Thanks to BIRT, programmers can build Java applications in Eclipse and switch to the Report Designer if (or when) they need to incorporate reporting features into their apps—all without leaving the Eclipse environment. Like Crystal Reports and Microsoft’s own SQL Server Reporting Services, the BIRT engine can also be embedded in Java applications.
Of course, BIRT is only nine months old. It’s not necessarily based on a pre-existing code base, either, like the original Eclipse IDE effort was (in 2001, IBM Corp. donated more than $40 million in code to kick start Eclipse). So how does Thoma—who knows something about enterprise reporting tools—think it stacks up to Actuate’s own offerings or those from other vendors? Not surprisingly, he demurs when asked to compare BIRT to Actuate’s own reporting tool, but—switching gears—suggests that release 1.0 does at least approximate the capabilities of a well-known tool such as Crystal.

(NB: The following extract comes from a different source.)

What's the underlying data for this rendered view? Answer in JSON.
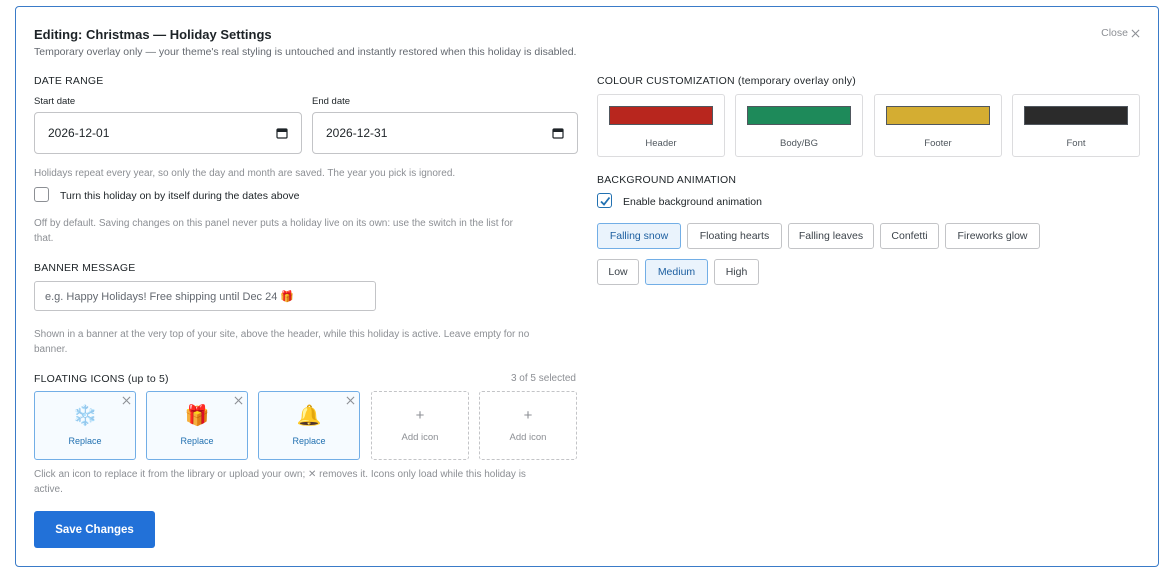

“I think it’s about 80 percent of what Crystal does, although one big difference between BIRT and Crystal is that BIRT has no server,” he observes. “There’s also at least one feature in Crystal that’s not in BIRT: matrix support. But one thing Java developers like about BIRT is that it’s open source and is written in Java. Because it’s 100 percent pure Java, it can interoperate with all of the other technical parts of their environment.”
When Big Blue kicked off Eclipse four years ago, its goal was to spur the development of a one-size-fits-all integrated development environment (IDE) on which it could base its own WebSphere Studio IDE. Today, IBM takes the base Eclipse IDE, customizes it, and resells it as WebSphere Studio. IBM trails only Borland among pay-for-use Java tool vendors—and Eclipse, itself, is the Java IDE of choice for the mast majority of code-jockeys.
What, then, does Actuate hope to get out of its involvement with BIRT? Pretty much the same thing, says Thoma—albeit on a smaller scale. “IBM was able to ride the disruptive potential of open-source [software], with Eclipse going from 0 to 65 percent over a three-plus-year vantage point. But also IBM itself is now a leader in the Java IDE space,” he says. “You have to be the first in so you don’t get commoditized out of the world, and with the first top-level business intelligence reporting tool for Eclipse, we’re in there first.”
To that end, Actuate plans to offer a branded, pay-for-use version of the Eclipse-based tool, called Actuate BIRT, which Thoma says will be fully supported and indemnified by his company. “Actuate BIRT — is really just intended to make sure that BIRT gets wide adoption, it’s kind of a recognition that customers want one throat to choke [i.e., a software vendor] if something goes wrong."
Stephen Swoyer is a Nashville, TN-based freelance journalist who writes about technology.